In the following listing, find the lines containing "time" and report them.
Segment Start: DATA RECORDS
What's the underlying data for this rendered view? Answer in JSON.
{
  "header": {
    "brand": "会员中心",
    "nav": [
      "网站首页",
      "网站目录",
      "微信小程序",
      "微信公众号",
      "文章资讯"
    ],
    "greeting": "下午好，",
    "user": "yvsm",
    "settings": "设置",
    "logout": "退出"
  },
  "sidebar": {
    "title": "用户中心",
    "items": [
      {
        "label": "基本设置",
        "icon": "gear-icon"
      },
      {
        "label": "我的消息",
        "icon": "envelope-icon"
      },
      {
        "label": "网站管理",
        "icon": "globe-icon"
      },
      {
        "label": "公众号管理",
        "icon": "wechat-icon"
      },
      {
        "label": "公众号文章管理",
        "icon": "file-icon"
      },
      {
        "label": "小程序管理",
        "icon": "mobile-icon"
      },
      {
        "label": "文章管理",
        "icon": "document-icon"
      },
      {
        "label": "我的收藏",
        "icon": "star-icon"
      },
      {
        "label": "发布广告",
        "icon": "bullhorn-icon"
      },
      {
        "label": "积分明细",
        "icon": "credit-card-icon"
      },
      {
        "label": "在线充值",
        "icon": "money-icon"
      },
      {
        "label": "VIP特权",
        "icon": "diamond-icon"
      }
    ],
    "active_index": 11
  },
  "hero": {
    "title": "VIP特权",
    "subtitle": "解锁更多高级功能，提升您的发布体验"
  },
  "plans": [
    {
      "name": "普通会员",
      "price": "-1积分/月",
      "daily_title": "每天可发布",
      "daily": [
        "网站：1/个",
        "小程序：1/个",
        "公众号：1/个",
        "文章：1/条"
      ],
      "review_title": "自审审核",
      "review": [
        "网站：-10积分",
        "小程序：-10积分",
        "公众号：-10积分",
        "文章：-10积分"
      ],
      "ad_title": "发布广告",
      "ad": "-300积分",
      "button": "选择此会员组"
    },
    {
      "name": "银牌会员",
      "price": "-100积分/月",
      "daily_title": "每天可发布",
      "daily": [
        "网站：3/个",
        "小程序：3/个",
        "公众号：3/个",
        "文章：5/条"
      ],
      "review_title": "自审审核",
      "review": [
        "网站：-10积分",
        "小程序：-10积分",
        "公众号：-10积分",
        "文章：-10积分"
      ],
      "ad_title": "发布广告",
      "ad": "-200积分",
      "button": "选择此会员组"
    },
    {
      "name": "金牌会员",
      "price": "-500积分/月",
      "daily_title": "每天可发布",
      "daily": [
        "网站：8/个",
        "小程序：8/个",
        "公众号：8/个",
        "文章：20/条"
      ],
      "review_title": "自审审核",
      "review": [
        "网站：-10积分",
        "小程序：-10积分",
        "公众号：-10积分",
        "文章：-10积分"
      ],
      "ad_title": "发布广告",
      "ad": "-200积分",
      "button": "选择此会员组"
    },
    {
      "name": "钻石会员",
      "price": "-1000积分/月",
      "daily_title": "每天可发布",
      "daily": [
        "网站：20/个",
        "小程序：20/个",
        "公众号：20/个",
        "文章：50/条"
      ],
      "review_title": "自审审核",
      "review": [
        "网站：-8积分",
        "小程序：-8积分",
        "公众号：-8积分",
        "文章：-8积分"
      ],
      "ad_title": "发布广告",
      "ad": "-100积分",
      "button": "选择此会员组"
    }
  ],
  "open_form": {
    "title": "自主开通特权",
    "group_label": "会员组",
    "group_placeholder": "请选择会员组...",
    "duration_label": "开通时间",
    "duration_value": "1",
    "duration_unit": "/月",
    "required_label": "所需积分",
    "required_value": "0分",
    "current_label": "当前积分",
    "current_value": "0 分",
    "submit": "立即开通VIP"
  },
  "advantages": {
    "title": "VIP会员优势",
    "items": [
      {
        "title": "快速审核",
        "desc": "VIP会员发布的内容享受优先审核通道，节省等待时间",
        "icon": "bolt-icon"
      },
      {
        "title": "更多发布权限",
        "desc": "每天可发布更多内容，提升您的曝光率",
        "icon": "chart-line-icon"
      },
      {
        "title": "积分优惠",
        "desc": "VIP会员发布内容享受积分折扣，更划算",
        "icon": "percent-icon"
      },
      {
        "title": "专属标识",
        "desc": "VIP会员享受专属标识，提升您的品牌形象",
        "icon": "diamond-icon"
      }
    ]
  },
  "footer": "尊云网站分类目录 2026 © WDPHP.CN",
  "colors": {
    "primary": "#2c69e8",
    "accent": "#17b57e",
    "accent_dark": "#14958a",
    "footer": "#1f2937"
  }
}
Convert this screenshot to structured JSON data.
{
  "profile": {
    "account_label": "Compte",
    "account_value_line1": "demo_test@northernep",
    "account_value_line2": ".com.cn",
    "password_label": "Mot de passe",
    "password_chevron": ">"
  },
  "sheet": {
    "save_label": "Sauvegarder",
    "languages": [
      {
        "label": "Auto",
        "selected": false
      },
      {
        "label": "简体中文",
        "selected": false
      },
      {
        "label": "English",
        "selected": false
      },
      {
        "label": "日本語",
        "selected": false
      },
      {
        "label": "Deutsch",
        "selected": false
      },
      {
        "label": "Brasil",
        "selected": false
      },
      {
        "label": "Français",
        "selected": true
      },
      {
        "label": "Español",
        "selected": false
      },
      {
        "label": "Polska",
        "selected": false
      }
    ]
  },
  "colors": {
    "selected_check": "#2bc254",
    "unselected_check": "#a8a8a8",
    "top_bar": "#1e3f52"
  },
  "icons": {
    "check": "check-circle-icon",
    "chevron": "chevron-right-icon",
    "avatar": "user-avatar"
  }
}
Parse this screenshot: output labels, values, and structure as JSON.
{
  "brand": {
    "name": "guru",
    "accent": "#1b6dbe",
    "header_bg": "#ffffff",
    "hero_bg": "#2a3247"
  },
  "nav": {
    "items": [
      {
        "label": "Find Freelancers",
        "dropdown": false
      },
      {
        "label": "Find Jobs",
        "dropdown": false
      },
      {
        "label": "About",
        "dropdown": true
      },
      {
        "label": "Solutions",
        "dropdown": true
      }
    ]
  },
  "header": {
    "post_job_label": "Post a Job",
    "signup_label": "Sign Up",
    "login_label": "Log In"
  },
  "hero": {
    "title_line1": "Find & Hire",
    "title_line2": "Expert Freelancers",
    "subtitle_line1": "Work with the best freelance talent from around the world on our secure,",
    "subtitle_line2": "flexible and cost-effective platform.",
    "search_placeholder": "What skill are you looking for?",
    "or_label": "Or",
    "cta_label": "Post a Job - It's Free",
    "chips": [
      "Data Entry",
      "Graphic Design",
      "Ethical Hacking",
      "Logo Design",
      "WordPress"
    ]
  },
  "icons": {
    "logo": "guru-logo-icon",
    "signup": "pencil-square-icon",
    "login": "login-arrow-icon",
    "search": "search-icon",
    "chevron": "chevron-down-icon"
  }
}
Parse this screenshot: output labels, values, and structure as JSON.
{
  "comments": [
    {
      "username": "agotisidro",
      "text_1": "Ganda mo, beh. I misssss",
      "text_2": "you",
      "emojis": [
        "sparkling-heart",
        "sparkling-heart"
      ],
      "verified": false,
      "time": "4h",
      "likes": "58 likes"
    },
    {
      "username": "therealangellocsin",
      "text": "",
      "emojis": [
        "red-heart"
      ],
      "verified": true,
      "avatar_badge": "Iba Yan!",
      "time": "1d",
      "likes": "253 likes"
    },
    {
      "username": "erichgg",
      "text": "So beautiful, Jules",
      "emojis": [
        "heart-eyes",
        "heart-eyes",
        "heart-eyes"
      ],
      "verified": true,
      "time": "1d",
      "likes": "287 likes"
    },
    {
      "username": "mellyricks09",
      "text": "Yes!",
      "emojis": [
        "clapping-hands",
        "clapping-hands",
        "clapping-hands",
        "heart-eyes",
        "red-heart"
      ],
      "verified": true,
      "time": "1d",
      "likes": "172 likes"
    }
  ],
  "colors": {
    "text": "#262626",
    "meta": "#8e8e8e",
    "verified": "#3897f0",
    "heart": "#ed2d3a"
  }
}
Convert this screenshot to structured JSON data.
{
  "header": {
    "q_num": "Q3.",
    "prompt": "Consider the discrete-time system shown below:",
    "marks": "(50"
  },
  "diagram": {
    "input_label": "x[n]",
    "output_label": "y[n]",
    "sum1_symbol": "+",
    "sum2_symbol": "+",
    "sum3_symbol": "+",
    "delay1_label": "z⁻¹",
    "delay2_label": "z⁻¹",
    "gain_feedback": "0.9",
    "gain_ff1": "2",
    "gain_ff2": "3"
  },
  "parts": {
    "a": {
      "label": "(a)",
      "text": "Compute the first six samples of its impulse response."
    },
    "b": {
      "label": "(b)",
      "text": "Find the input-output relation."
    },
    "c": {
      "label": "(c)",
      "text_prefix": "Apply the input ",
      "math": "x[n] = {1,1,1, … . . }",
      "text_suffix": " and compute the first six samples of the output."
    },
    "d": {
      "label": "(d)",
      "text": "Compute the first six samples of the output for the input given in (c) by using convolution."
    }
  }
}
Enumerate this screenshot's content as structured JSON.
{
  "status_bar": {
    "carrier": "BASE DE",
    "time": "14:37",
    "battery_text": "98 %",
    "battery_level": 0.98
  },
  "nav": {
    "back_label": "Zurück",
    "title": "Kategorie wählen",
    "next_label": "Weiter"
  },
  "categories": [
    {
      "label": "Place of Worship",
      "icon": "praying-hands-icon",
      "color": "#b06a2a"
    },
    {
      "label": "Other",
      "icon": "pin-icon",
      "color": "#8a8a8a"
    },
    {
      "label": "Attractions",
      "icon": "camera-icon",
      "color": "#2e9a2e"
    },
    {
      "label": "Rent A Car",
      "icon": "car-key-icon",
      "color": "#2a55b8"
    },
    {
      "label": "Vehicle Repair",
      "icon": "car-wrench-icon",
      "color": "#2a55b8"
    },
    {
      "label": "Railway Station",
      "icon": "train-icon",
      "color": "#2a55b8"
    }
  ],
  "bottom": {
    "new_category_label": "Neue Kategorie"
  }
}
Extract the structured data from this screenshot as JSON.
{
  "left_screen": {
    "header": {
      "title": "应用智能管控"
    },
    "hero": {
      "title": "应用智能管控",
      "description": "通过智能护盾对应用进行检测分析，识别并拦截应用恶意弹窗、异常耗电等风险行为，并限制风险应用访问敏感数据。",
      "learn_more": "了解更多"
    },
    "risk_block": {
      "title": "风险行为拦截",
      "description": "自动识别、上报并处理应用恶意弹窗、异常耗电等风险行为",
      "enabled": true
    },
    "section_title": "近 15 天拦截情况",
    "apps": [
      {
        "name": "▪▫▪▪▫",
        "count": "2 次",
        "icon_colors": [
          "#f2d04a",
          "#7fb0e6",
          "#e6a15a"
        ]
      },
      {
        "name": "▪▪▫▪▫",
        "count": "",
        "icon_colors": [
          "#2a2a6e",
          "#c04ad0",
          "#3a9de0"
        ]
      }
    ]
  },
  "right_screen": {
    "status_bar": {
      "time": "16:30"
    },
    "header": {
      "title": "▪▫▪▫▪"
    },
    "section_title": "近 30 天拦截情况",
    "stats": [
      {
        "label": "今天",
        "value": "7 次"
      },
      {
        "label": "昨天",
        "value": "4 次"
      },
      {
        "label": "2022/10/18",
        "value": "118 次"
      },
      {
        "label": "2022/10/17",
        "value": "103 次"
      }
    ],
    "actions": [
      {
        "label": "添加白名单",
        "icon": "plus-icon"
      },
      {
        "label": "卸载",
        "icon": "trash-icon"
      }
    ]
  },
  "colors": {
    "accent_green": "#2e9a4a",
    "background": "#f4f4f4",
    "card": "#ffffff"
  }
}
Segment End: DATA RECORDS
- ANSWER FOR THE TASK -
      "time": "4h",
      "time": "1d",
      "time": "1d",
      "time": "1d",
    "prompt": "Consider the discrete-time system shown below:",
    "time": "14:37",
      "time": "16:30"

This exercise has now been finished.